As collections manager at Chicago’s Field Museum, Robert Lücking is a man who knows his lichens. So he was surprised when Dictyonema glabratum, a well-studied fungi common in Central and South America, turned out to be more than he bargained for.
Lücking and his team collected and sequenced DNA from 376 samples of the leafy lichen and discovered 126 new species among them, many with striking physical differences, according to their study published in June. Because the samples were taken from only a small portion of the fungus’s natural habitat, Lücking estimates that D. glabratum might actually be more than 450 different species.
Since the lichens provide vital nutrients to surrounding plants, identifying new species is crucial to understanding and protecting tropical ecosystems, many of which are threatened by agriculture and mining.

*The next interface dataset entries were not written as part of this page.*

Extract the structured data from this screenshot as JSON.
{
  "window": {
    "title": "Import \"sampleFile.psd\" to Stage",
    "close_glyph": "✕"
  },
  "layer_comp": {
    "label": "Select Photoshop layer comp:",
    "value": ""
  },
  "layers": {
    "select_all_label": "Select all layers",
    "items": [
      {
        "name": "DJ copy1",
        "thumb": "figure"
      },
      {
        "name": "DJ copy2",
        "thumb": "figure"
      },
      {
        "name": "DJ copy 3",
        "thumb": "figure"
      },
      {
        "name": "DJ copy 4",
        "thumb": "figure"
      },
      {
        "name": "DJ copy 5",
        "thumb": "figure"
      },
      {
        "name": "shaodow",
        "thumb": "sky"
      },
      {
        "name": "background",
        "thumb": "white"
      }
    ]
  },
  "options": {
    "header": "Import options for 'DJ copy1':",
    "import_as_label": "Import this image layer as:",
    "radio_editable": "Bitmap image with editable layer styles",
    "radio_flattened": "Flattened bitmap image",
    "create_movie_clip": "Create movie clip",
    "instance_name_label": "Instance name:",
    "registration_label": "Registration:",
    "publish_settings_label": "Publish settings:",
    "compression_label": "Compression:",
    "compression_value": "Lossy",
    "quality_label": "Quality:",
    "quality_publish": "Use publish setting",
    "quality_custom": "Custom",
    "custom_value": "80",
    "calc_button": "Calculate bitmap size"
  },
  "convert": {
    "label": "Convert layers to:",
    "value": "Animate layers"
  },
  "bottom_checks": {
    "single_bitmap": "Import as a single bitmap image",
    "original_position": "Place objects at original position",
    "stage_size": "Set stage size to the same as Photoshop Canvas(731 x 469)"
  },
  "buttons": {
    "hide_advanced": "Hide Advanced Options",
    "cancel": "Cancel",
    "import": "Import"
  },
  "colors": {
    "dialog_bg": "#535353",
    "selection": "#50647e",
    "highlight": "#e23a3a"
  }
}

As Lücking puts it, “Before we work on issues such as conservation, we need to know what species we are dealing with.”